By Bob Garver

            It seems almost quaint to review this movie now. Three weeks ago, “Unhinged” opened as the first big post-pandemic theatrical release. The problem was that the theater closest to my parents’ house didn’t reopen until a week later. I saw “Unhinged” at the first opportunity, but I also saw (and reviewed) “The New Mutants,” which was the bigger movie that weekend. Last weekend saw the release of “Tenet,” which also warranted an immediate review, and in fact still sits atop the box office. This means that the time has come to double back and review “Unhinged,” though its appeal as the First Movie Back has since worn off.

            “Unhinged” stars Caren Pistorius and Russell Crowe (don’t let the advertising trick you into thinking Crowe is the lead) as two people locked in a deadly game of cat-and-mouse on the battleground of our volatile nation’s overcrowded roads. Like many people, Rachel (Pistorius) leads a stressed-out life. She’s going through a divorce from her uncooperative ex, her hairdressing business is hanging by a thread, her brother (Austin P. McKenzie) and his girlfriend are living with her but not contributing to the household, and traffic on the way to drop her son (Gabriel Bateman) off at school is a nightmare. The last thing she needs is a zoned-out driver dilly-dallying at a green light. But that’s exactly what she gets, and she honks angrily at him.

            That driver is Tom Cooper (Crowe), fresh off killing his ex-wife and her new lover. He’s none too happy about the honk, feeling that Rachel breached roadway etiquette by jumping straight to a big honk instead of starting off with a “courtesy tap” (little honk). He goes so far as to apologize for his role in the incident, but he expects Rachel to do the same. She refuses, and Tom figures that since he’ll probably get caught soon for the murders, and he doesn’t plan to be taken alive, he might as well spend his last day on Earth ruining the life of this woman who wronged him, however briefly.

            Tom follows Rachel around, intimidating her.
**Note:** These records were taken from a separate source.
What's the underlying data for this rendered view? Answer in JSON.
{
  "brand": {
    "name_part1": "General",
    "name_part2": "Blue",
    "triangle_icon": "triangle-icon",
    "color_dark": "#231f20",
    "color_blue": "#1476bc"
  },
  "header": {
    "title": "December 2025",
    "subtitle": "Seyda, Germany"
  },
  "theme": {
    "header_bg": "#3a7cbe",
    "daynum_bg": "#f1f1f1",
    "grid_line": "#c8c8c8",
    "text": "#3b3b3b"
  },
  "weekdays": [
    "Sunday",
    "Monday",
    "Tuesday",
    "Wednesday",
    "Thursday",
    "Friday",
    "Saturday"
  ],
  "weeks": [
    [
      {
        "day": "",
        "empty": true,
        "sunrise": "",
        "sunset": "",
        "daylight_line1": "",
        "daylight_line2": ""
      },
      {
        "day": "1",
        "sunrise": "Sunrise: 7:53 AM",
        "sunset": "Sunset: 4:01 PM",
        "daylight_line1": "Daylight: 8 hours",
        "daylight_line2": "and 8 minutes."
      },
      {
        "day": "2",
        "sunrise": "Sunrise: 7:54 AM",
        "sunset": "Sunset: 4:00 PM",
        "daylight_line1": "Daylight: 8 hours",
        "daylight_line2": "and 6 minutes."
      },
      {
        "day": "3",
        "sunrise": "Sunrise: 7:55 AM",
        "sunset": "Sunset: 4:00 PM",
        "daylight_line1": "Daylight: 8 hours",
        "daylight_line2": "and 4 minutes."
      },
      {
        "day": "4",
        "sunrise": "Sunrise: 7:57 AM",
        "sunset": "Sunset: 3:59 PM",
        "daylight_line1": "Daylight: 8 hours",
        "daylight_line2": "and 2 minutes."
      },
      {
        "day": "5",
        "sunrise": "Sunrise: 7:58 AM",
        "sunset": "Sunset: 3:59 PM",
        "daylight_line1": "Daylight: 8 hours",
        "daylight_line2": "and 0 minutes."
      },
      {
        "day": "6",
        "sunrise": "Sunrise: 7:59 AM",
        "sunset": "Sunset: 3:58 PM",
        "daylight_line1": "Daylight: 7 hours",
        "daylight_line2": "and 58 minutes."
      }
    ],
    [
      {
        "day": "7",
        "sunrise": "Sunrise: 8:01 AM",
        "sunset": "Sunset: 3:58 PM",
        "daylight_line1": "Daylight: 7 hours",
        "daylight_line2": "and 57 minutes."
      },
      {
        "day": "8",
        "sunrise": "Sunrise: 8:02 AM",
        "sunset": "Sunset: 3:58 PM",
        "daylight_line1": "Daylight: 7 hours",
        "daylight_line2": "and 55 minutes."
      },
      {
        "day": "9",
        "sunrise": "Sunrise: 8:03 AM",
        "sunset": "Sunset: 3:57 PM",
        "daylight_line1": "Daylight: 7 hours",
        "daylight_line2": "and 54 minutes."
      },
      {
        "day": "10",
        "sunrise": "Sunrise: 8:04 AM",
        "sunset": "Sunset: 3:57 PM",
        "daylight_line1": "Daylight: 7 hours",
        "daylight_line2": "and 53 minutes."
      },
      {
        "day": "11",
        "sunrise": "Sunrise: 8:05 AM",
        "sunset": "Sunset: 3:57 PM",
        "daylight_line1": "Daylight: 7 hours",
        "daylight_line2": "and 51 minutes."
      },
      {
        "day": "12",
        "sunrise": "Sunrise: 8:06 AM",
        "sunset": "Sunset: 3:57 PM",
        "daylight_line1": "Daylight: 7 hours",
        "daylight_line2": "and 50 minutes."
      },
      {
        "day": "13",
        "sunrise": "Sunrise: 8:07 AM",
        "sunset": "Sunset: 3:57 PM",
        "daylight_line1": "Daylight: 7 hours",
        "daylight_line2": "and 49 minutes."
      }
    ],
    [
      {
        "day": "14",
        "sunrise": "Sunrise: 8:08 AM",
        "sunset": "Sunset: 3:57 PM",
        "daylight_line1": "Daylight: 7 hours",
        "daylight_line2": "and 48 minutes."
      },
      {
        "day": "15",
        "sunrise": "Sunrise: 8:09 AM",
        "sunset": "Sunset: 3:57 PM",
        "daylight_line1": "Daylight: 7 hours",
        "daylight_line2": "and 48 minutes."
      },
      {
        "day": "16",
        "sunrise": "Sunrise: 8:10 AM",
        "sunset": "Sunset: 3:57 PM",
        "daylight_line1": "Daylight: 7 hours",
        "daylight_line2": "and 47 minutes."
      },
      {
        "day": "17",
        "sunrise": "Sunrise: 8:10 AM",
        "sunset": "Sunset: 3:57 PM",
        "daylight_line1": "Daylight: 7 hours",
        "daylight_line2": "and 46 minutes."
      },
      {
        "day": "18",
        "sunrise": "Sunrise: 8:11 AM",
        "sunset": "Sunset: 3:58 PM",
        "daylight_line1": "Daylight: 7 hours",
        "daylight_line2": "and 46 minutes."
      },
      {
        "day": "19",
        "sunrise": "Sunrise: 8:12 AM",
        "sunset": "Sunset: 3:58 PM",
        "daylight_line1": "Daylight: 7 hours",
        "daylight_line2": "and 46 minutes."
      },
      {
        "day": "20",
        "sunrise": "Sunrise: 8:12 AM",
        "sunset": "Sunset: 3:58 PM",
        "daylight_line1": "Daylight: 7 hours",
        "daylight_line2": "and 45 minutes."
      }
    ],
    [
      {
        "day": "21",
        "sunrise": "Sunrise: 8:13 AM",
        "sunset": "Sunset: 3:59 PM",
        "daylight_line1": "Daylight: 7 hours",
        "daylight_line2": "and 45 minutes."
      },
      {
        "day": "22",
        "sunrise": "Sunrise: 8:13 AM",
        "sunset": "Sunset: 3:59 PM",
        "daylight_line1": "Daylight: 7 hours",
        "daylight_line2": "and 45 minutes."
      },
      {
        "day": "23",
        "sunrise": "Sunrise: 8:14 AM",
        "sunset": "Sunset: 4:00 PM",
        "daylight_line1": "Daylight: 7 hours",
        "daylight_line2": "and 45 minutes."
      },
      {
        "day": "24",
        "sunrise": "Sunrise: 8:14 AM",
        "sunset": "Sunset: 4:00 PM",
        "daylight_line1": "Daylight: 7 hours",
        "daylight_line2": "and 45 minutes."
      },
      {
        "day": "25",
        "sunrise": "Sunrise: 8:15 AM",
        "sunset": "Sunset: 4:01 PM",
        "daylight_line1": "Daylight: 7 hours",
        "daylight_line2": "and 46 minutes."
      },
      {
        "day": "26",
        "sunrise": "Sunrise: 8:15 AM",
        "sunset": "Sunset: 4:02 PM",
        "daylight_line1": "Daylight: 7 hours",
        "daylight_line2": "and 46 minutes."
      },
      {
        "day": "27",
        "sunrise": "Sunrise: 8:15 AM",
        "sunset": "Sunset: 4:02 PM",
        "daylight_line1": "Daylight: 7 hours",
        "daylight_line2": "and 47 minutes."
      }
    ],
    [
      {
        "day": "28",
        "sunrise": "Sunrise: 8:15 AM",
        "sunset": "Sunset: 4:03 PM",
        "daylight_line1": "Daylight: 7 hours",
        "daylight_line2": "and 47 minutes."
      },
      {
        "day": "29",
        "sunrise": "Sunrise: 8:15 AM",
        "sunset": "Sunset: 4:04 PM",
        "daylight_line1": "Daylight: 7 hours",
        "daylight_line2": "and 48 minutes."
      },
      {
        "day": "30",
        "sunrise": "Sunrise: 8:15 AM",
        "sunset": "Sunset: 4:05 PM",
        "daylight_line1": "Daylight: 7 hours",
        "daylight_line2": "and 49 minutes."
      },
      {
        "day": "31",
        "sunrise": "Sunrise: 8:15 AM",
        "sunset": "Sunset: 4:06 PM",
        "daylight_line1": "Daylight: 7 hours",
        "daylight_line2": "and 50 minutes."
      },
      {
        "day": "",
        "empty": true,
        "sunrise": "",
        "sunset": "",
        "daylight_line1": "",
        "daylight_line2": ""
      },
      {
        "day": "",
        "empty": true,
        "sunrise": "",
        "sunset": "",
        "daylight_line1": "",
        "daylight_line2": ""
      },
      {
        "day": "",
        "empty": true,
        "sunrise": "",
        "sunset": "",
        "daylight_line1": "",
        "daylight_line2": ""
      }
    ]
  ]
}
She’s forced to drive evasively, making several dangerous maneuvers in the process. She stops at a gas station and convinces a stranger to walk her to her car and intimidate Tom back, but Tom proves a point by neutralizing him. Tom also steals Rachel’s phone, which opens up a world of opportunities for him. He finds out about a lunch date with her divorce lawyer, her bank account information, and the addresses of all her family and friends. Tom proceeds to go on a bloody path of revenge that only he considers “revenge,” the rest of us would just call it petty, petty murdering.

            Crowe as Tom is a crazy, intimidating presence, and the movie finds some creative ways for him to mess with Rachel, but the non-Crowe dialogue is uninvolving, the characters bounce between smart and stupid depending on what they need to be for the story to continue, and I think it was a mistake to have Tom be a psychotic murderer from minute one. I think he would have been a much more interesting character if he had just been a regular guy who snaps and carries out a “death is too good for you” revenge fantasy.

            Aside from the Crowe performance, “Unhinged” is a direct-to-On-Demand-quality movie. Except it went to the big screen, where the nerve-racking plot and sensory overload of horns and skids and crashes (compounded by five months of my senses being deprived of big screens and theater-sized sound systems) triggered my chronic anxiety. Don’t get me wrong, I can respect a movie that successfully pushes my buttons, but my immediate reaction was to flop around in my seat and loudly shudder every few minutes. Fortunately there were only two other people in the theater and they didn’t seem bothered by my admittedly-distracting behavior. If the wrong person had been in that theater, they might have demanded an apology…

Grade: C

“Unhinged” is rated R for strong violent content, and language throughout. Its running time is 90 minutes.

Contact Bob Garver at rrg251@nyu.edu.